Exactly one hundred years ago today, on the eleventh hour of the eleventh day of the eleventh month, an armistice was signed with Germany to cease fighting the Great War. One year later, on November 11, 1919, President Woodrow Wilson declared that the day would be called Armistice Day, to honor those who fought in World War I. More than three decades later—after the “war to end war” gave way to World War II and then the Korean War—the holiday was renamed Veterans Day, and was intended as a day to honor all veterans of the U.S. armed forces.

In today’s post I’d like to honor all of my family members who served in defense of our country.

This is a revised version of a post I did five years ago. Since then, some family members have died, and I’ve discovered twenty-seven additional family members who served our country. Note that I have included only relatives who served the United States or the colonies that would eventually become the United States.

Continue reading

Happy Father’s Day, 2018
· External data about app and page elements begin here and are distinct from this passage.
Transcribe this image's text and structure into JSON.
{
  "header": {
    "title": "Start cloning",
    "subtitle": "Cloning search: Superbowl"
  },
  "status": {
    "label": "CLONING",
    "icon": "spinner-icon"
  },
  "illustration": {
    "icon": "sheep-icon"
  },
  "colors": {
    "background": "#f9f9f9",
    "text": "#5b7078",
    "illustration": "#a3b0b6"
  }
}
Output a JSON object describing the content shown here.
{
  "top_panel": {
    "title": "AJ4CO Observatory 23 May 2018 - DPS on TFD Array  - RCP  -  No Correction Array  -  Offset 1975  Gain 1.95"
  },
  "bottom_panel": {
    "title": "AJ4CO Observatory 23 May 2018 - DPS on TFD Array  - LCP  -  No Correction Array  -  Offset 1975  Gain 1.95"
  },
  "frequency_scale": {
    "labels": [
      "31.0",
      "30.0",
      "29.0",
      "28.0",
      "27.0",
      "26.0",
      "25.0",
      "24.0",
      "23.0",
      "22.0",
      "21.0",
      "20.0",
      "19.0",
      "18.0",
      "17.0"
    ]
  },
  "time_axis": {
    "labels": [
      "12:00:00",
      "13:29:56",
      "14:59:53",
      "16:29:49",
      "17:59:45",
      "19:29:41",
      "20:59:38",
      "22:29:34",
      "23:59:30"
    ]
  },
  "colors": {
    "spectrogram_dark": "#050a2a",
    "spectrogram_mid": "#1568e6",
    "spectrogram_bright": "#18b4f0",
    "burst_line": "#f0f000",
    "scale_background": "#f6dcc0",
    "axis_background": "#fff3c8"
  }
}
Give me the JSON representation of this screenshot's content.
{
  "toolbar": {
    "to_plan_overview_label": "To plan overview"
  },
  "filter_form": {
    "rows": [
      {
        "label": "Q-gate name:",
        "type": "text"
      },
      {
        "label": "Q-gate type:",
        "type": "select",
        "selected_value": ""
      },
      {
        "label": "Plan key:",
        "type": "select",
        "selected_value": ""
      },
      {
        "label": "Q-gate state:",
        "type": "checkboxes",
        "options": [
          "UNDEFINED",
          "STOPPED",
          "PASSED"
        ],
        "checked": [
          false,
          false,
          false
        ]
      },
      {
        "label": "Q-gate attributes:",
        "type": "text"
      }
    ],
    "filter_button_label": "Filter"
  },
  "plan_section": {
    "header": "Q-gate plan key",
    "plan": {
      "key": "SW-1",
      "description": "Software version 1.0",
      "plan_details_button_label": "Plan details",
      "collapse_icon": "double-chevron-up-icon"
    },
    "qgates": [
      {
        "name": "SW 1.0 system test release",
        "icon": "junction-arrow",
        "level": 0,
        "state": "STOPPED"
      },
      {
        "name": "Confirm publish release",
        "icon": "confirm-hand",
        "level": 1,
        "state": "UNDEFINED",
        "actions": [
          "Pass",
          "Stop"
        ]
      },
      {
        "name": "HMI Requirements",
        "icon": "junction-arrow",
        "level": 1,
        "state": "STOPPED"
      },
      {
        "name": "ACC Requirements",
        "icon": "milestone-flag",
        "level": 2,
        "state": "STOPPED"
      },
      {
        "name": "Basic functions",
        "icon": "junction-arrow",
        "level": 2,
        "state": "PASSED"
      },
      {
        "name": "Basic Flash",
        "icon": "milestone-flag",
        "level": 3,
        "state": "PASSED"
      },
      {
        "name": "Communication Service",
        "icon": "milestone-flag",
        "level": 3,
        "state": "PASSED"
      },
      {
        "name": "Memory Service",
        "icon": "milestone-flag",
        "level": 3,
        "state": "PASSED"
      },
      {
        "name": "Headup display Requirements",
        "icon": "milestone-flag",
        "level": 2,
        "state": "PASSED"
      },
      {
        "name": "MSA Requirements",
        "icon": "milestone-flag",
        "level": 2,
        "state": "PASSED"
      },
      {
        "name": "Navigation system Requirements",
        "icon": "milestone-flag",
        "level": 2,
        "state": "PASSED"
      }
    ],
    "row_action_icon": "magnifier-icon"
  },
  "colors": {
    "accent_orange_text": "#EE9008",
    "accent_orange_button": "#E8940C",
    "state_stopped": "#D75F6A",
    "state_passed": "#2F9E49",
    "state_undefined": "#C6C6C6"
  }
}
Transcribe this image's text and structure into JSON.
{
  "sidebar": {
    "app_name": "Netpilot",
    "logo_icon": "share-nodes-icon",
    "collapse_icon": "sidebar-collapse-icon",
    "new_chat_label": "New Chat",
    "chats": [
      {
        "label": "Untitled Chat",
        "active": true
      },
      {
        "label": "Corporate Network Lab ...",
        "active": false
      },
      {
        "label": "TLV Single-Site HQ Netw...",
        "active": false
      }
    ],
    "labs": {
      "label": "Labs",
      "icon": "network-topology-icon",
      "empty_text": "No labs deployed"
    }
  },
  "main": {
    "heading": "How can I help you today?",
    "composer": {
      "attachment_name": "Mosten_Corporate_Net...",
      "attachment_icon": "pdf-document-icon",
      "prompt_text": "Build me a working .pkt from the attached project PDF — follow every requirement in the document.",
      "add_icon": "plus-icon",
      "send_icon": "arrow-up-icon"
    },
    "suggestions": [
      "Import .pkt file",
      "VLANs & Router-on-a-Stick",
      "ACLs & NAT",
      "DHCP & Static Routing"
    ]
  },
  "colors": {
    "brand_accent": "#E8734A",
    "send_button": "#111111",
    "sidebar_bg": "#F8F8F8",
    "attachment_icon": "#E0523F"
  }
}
Happy Father’s Day to all the fathers out there, whether living or amongst the ancestors.

My own father, Keith V. Black, died a little over two years ago. I miss him sorely, but he left a lifetime of memories that will keep him forever alive in my heart and in the hearts of those who loved him. My dad was a complex person with several sides to his personality. He was always young at heart—in many ways, he was a teenager well into his seventies. He was an outdoorsman, an enthusiastic participant in the car culture of 1950s Van Nuys, an aspiring photographer, a businessman, an enthusiastic early adopter of technology (he computerized his business in 1978), a passionate fan of music of all genres, an artist, an avid learner, a solitary recluse, and an outgoing man who made friends wherever he went.

He was also a father who was terribly proud of his kids. We may not have always known just how proud he was of us, but as I’m going though his papers I’m learning just how much he defined himself as being the proud father of two children he loved more than we knew.

Here are a few shots that capture my dad doing what he loved more than almost anything else—being a dad. Continue reading

Mayflower descendancy, part 4

Today’s post is an update on my quest to join the General Society of Mayflower Descendants (or “Mayflower Society).

I mailed off my application, fees, and dues to the Society of Mayflower Descendants in the Sate of California on May 1, and hope to hear back from them with a worksheet in the coming week.

I finally received the two Washington birth certificates I wrote away for (for my father and paternal grandmother), and I’ve got to say I’m a bit disappointed in the results. Whereas previously I’ve gotten a certified photocopy of the actual record, this time I was only given incomplete transcripts of the originals. I suppose they’re trying to prevent undue wear and tear on the originals, but it’s still disappointing. Continue reading